Source material:
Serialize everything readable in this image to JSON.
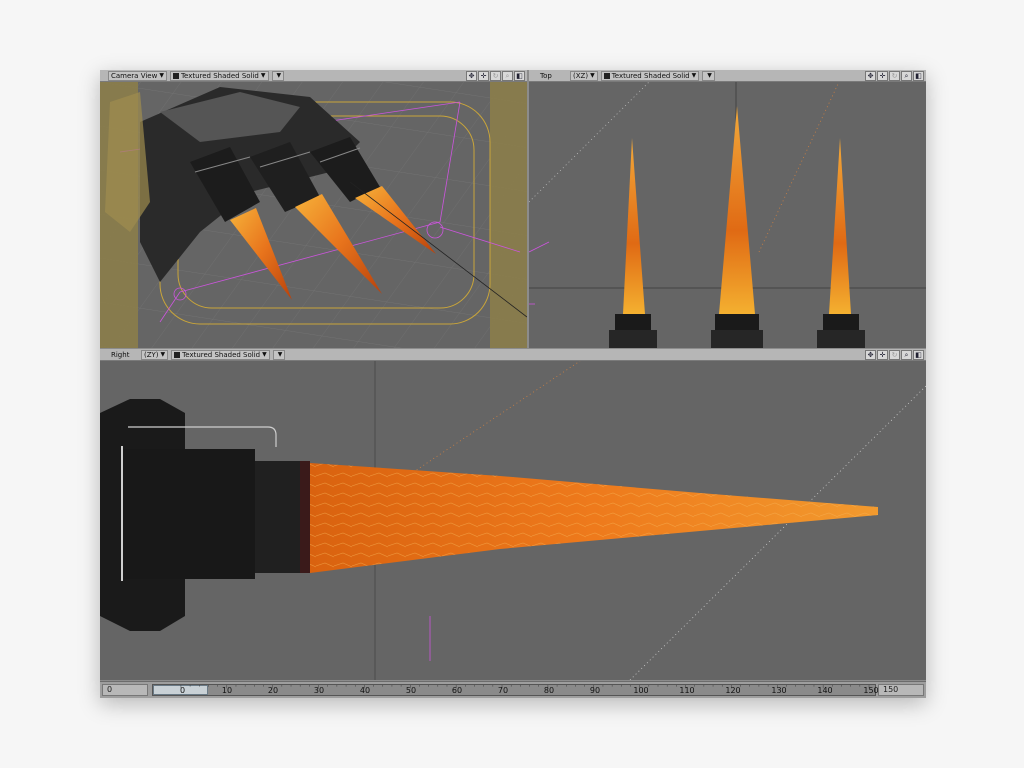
{
  "viewports": {
    "camera": {
      "view": "Camera View",
      "shading": "Textured Shaded Solid"
    },
    "top": {
      "view": "Top",
      "axes": "(XZ)",
      "shading": "Textured Shaded Solid"
    },
    "right": {
      "view": "Right",
      "axes": "(ZY)",
      "shading": "Textured Shaded Solid"
    }
  },
  "header_icons": [
    "move-icon",
    "pan-icon",
    "rotate-icon",
    "zoom-icon",
    "maximize-icon"
  ],
  "timeline": {
    "start_frame": "0",
    "end_frame": "150",
    "current_frame": "0",
    "tick_labels": [
      "10",
      "20",
      "30",
      "40",
      "50",
      "60",
      "70",
      "80",
      "90",
      "100",
      "110",
      "120",
      "130",
      "140",
      "150"
    ]
  },
  "colors": {
    "viewport_bg": "#656565",
    "flame_orange": "#e8741c",
    "selection_magenta": "#cc55dd",
    "safe_frame_yellow": "#c9a53a"
  }
}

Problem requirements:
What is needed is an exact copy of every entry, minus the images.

Response to this exercise:
Serialize everything readable in this image to JSON.
{
  "viewports": {
    "camera": {
      "view": "Camera View",
      "shading": "Textured Shaded Solid"
    },
    "top": {
      "view": "Top",
      "axes": "(XZ)",
      "shading": "Textured Shaded Solid"
    },
    "right": {
      "view": "Right",
      "axes": "(ZY)",
      "shading": "Textured Shaded Solid"
    }
  },
  "header_icons": [
    "move-icon",
    "pan-icon",
    "rotate-icon",
    "zoom-icon",
    "maximize-icon"
  ],
  "timeline": {
    "start_frame": "0",
    "end_frame": "150",
    "current_frame": "0",
    "tick_labels": [
      "10",
      "20",
      "30",
      "40",
      "50",
      "60",
      "70",
      "80",
      "90",
      "100",
      "110",
      "120",
      "130",
      "140",
      "150"
    ]
  },
  "colors": {
    "viewport_bg": "#656565",
    "flame_orange": "#e8741c",
    "selection_magenta": "#cc55dd",
    "safe_frame_yellow": "#c9a53a"
  }
}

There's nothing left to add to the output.